Margaret V. Austin, Ph.D., edited by C. E. Zupanick, Psy.D.
In the United States, the Diagnostic and Statistical Manual (DSM-5; APA, 2013) is the most commonly used diagnostic manual for mental and emotional disorders. It classifies ADHD into three subtypes. Each of the subtypes listed below is determined by which symptom set is most dominant: i.e., Do most of the symptoms fall into the inattentive category of symptoms? Or, do most of the symptoms fall into the hyperactive/impulsive category? Despite a dominant type, each person will still have their own unique mix of symptoms from other symptom categories as well.
1. Predominantly Inattentive type (also called, ADD): dominant symptoms are difficulties with paying attention and remaining focused on a task
2. Predominantly Hyperactive-Impulsive type: dominant symptoms are excessive movement or restless mental activity and/or problems with rash, imprudent, sudden, or thoughtless actions.

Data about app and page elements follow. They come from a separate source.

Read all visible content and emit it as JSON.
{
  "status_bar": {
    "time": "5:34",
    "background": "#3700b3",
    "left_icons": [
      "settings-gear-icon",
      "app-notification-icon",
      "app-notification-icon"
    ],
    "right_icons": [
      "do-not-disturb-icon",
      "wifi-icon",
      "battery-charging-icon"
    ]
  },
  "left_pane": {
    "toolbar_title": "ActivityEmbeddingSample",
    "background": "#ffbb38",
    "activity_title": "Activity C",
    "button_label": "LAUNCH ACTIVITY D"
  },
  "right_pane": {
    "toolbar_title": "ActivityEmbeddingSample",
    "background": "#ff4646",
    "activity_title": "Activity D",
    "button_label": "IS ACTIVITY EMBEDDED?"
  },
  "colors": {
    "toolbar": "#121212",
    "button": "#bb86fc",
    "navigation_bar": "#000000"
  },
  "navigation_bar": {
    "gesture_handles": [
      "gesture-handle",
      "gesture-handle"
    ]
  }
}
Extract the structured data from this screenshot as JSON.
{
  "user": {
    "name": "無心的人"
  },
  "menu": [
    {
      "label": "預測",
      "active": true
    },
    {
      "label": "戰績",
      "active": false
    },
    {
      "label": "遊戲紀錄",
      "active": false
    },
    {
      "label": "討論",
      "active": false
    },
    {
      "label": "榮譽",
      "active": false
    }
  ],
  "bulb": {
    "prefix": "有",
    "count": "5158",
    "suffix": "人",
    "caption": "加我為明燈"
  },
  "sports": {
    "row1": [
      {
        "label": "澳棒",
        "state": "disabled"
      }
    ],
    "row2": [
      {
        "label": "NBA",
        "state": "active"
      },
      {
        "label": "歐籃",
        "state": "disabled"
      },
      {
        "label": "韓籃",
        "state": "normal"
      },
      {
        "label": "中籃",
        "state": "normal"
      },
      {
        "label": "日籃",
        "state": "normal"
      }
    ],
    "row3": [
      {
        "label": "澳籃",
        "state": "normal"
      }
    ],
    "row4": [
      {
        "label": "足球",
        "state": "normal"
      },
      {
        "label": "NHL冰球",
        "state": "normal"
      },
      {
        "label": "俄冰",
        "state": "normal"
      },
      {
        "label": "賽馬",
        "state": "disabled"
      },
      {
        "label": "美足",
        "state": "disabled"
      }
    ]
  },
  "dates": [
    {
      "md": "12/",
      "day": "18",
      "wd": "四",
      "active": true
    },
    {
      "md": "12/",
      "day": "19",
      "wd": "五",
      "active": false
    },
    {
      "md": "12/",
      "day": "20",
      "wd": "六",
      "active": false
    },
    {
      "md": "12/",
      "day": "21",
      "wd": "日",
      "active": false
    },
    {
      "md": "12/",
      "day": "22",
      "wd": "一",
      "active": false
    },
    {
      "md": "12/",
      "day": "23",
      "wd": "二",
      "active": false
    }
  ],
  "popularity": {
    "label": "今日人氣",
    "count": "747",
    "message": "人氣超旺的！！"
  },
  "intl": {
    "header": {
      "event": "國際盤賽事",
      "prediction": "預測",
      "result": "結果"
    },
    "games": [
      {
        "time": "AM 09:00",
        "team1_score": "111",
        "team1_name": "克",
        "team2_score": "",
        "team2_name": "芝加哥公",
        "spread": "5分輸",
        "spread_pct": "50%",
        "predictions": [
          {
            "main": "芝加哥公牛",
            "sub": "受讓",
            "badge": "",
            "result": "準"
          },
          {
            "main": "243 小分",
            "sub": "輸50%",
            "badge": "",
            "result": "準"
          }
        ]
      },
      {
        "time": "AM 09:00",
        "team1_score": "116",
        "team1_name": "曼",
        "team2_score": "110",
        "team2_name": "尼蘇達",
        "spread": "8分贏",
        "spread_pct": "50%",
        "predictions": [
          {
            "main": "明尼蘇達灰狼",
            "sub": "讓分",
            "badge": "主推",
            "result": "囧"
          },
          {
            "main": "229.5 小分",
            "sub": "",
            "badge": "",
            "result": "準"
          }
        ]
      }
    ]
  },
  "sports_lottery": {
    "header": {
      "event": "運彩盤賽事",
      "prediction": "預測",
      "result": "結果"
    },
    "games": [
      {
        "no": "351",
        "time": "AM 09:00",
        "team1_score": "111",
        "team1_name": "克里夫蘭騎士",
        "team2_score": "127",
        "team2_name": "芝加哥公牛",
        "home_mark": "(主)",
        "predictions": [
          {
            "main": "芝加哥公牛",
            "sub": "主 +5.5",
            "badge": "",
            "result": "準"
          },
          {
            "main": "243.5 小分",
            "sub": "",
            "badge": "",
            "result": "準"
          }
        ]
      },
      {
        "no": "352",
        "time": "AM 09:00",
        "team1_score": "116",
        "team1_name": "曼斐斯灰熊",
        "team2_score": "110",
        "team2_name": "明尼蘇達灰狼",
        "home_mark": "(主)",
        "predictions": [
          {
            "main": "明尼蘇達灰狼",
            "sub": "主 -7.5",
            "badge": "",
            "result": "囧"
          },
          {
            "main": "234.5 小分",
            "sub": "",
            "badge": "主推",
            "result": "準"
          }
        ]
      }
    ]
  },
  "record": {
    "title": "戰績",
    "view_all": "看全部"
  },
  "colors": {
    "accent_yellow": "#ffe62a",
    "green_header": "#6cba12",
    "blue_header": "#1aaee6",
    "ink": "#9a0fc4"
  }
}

3. Combination type: No dominant type, a fairly equal balance of both 1 and 2 above.